• **DATA TO PROCESS**
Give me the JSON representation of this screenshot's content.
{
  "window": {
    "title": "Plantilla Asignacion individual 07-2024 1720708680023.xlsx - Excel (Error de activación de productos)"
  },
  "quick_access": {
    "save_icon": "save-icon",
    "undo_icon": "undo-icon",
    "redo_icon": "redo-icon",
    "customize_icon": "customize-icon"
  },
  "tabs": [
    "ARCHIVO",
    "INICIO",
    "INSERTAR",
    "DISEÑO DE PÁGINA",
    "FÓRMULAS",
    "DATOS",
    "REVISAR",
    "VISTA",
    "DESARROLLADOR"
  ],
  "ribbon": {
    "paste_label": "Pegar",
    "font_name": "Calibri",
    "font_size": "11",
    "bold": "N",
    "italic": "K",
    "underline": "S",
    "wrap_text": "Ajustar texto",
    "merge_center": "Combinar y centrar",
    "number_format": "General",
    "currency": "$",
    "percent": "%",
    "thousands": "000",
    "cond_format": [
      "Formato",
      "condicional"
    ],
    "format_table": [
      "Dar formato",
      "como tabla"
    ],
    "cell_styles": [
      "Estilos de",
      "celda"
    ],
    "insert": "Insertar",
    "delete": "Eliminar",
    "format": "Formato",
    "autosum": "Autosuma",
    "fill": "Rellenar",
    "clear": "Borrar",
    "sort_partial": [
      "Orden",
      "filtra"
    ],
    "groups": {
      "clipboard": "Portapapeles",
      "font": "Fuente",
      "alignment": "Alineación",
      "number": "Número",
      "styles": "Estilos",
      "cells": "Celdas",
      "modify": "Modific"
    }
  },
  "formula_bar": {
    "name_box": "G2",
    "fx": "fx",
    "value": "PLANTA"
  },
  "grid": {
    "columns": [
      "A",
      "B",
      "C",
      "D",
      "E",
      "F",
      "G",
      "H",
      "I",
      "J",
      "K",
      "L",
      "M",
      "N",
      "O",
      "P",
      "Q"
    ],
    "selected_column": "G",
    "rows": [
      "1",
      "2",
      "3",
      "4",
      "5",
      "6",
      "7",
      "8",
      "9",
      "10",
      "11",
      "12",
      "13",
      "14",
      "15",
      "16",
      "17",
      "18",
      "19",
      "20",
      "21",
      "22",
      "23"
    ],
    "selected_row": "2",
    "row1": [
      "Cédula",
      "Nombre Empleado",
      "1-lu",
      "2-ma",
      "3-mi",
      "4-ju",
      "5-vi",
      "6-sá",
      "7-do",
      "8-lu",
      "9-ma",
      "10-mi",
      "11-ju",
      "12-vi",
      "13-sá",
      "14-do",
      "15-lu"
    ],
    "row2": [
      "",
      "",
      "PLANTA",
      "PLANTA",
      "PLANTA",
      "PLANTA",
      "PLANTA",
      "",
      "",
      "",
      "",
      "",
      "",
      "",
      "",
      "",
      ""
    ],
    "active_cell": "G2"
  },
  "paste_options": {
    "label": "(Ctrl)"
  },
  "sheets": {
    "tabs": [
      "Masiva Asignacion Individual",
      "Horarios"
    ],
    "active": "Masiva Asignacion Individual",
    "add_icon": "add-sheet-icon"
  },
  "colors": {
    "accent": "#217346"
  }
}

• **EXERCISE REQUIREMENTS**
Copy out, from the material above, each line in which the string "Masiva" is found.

• **RESPONSE BOX**
      "Masiva Asignacion Individual",
    "active": "Masiva Asignacion Individual",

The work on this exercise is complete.